The senior branch of this sept, the O’Neills of Tyrone, were frequently High Kings of Ireland, and in the 16th and 17th centuries they were the leaders of Gaelic resistance to English attempts to pacify Ireland. A junior branch established themselves in County Antrim in the 14th century and from their seat at Shane’s Castle became known as the Clannaboy or Clandeboy O’Neills.
O’Neills Who Have Marked their Surname in History
The escape of the most prominent Gaelic Lords of Ulster, including Hugh O’Neill who was styled the ‘Prince of Ireland’, in ‘the Flight of the Earls’ in 1607 from Lough Swilly marked the end of Gaelic power and paved the way for the 17th century Plantation of Ulster with English and Scottish settlers.
In the 17th and 18th centuries many descendants of the old Gaelic order in Ireland emigrated, as the so-called Wild Geese, to Europe, and, in particular, to Spain and France. The European branches of the O’Neills distinguished themselves in the military of France, Spain and Portugal.
This surname history has been researched and written by Brian Mitchell.

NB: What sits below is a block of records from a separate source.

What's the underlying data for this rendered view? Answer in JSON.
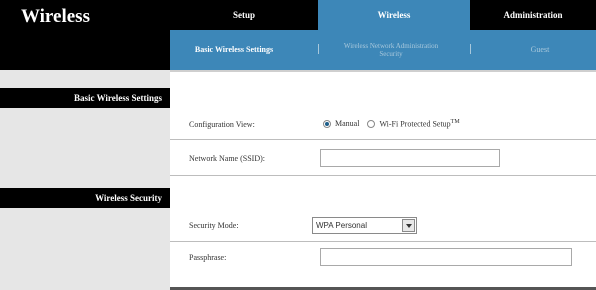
{
  "app": {
    "title": "Wireless"
  },
  "tabs": [
    {
      "label": "Setup"
    },
    {
      "label": "Wireless"
    },
    {
      "label": "Administration"
    }
  ],
  "subtabs": [
    {
      "label": "Basic Wireless Settings"
    },
    {
      "label": "Wireless Network Administration Security"
    },
    {
      "label": "Guest"
    }
  ],
  "sections": {
    "basic": "Basic Wireless Settings",
    "security": "Wireless Security"
  },
  "form": {
    "config_view": {
      "label": "Configuration View:",
      "options": [
        "Manual",
        "Wi-Fi Protected Setup"
      ],
      "tm": "TM",
      "selected": "Manual"
    },
    "network_name": {
      "label": "Network Name (SSID):",
      "value": ""
    },
    "security_mode": {
      "label": "Security Mode:",
      "value": "WPA Personal"
    },
    "passphrase": {
      "label": "Passphrase:",
      "value": ""
    }
  },
  "colors": {
    "accent": "#3d87b8",
    "black": "#000000",
    "sidebar": "#e6e6e6"
  }
}
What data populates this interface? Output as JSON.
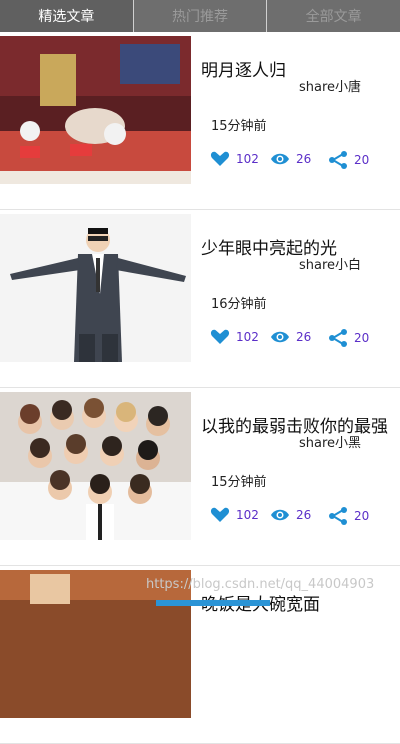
{
  "tabs": [
    {
      "label": "精选文章",
      "active": true
    },
    {
      "label": "热门推荐",
      "active": false
    },
    {
      "label": "全部文章",
      "active": false
    }
  ],
  "colors": {
    "tab_bg": "#6e6e6e",
    "accent_icon": "#1f8fd3",
    "stat_text": "#5b2fc8"
  },
  "articles": [
    {
      "title": "明月逐人归",
      "author": "share小唐",
      "time": "15分钟前",
      "likes": "102",
      "views": "26",
      "shares": "20",
      "thumbnail": "tv-show-set"
    },
    {
      "title": "少年眼中亮起的光",
      "author": "share小白",
      "time": "16分钟前",
      "likes": "102",
      "views": "26",
      "shares": "20",
      "thumbnail": "man-in-suit"
    },
    {
      "title": "以我的最弱击败你的最强",
      "author": "share小黑",
      "time": "15分钟前",
      "likes": "102",
      "views": "26",
      "shares": "20",
      "thumbnail": "group-photo"
    },
    {
      "title": "晚饭是大碗宽面",
      "thumbnail": "partial"
    }
  ],
  "watermark": "https://blog.csdn.net/qq_44004903"
}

Brian has been involved in local, family and emigration research in Derry and North West Ireland since 1982. The database whose construction he supervised, containing one million records (dating from 1628 to 1930) extracted from the major civil and church registers of County Derry, can now be accessed at www.derry.rootsireland.ie. Brian can be contacted by email at firstname.lastname@example.org.
|Parish(es)||Antrim Derry Donegal Tyrone|